Interface dataset entries:

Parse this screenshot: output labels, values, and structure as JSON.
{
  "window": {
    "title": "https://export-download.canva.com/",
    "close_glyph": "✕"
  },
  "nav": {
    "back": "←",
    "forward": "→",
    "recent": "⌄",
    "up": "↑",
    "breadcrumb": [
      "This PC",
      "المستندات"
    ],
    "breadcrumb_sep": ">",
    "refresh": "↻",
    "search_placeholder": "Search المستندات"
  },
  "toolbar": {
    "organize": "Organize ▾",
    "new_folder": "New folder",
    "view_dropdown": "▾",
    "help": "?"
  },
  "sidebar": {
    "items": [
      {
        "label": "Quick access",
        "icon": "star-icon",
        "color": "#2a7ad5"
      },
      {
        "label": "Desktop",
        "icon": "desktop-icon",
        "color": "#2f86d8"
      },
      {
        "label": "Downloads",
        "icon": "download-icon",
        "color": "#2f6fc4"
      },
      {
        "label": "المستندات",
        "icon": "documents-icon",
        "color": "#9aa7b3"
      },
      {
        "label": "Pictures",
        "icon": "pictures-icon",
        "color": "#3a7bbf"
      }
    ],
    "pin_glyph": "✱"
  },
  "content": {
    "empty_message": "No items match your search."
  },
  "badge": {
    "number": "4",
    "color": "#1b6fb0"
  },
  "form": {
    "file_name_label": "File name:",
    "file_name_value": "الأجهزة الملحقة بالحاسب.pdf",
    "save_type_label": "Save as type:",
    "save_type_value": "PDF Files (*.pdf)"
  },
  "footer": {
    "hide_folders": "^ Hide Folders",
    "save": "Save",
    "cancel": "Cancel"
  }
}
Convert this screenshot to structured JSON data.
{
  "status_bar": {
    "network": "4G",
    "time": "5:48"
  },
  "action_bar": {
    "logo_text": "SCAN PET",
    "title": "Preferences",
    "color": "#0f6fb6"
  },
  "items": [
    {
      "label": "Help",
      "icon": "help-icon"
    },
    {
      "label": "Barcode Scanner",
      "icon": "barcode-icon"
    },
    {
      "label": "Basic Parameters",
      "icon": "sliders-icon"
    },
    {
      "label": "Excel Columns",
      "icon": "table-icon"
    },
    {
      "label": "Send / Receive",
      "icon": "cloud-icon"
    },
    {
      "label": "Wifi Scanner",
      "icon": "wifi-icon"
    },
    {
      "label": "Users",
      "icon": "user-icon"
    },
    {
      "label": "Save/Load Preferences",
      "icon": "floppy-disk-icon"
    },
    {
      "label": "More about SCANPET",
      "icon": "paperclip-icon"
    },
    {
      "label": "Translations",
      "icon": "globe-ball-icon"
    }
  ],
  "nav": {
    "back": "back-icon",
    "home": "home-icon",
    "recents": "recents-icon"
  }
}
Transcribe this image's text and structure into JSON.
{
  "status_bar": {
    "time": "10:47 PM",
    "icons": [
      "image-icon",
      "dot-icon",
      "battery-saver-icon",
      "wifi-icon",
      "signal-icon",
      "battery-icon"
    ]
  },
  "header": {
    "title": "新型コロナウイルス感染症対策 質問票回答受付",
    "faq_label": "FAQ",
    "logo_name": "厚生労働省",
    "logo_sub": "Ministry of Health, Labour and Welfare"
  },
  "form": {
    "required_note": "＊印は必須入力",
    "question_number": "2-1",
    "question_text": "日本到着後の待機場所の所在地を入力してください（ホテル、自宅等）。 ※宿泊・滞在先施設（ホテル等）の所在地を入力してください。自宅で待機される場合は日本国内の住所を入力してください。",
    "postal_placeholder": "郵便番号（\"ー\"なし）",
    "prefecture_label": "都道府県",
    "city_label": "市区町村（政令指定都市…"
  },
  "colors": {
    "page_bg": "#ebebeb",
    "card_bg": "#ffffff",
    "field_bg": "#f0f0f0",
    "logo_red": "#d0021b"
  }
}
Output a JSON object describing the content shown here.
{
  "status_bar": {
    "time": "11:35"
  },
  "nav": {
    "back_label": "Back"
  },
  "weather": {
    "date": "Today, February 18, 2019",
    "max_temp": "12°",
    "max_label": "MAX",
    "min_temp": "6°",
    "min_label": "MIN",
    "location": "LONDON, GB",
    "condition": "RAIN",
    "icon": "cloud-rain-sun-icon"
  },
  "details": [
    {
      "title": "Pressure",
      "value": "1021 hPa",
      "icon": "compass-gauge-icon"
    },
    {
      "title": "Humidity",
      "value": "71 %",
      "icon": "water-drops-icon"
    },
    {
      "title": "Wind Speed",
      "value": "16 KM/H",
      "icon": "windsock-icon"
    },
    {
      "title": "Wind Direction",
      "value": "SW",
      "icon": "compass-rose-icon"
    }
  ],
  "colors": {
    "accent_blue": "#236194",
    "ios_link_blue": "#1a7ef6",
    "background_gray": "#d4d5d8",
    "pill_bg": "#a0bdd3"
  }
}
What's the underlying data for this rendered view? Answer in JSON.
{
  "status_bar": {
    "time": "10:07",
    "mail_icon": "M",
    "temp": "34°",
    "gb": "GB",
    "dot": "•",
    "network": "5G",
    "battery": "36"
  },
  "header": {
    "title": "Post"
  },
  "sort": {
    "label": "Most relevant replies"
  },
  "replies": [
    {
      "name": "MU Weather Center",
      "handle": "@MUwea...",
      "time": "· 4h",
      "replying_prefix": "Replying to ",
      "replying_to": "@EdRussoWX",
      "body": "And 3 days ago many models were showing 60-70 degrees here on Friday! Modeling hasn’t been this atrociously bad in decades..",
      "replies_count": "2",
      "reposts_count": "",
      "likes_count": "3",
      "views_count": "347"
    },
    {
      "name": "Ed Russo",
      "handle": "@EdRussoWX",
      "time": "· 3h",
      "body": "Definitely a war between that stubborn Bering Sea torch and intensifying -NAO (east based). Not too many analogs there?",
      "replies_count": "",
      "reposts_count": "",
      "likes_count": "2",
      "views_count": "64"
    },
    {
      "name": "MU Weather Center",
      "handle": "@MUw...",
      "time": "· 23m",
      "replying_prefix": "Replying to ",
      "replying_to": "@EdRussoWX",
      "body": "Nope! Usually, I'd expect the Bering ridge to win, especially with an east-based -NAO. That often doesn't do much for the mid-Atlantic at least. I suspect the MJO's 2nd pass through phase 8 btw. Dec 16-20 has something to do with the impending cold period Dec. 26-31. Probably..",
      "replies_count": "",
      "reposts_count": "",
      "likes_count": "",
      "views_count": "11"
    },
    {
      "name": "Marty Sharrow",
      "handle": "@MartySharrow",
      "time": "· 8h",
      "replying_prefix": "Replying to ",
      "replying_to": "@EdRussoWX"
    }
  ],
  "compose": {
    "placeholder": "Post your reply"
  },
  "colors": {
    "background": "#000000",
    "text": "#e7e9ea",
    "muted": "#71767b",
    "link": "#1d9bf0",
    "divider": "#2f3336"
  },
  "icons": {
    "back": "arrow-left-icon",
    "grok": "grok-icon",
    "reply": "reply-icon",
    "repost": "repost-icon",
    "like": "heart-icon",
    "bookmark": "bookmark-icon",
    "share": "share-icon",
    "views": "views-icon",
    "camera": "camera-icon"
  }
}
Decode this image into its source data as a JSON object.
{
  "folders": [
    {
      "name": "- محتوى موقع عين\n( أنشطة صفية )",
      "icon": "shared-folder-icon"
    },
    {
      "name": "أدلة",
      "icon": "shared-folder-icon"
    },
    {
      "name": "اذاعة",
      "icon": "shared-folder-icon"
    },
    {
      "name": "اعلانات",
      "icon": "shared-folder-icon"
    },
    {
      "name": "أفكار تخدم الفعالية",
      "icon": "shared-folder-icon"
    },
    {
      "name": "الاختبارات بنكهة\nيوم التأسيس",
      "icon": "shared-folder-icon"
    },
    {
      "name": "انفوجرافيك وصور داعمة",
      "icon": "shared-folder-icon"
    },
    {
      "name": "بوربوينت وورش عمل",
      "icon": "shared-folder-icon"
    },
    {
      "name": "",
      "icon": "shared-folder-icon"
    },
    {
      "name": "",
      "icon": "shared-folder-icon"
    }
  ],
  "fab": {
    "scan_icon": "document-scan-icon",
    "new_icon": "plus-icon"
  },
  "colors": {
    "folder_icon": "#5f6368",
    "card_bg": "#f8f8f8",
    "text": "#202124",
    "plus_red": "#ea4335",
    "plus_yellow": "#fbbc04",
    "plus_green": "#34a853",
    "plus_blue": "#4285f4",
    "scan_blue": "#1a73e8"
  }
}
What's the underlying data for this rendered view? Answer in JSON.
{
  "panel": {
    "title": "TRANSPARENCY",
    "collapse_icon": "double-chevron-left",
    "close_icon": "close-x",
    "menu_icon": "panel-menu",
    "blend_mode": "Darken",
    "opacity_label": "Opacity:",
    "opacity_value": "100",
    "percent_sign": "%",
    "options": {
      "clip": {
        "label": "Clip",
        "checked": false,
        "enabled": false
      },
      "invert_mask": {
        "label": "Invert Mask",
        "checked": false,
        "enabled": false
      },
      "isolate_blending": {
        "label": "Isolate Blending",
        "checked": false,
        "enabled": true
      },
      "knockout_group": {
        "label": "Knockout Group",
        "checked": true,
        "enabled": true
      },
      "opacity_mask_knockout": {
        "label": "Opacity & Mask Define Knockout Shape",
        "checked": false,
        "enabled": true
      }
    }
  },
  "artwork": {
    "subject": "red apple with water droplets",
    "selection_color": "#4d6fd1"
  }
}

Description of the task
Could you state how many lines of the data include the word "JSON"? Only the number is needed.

Result
7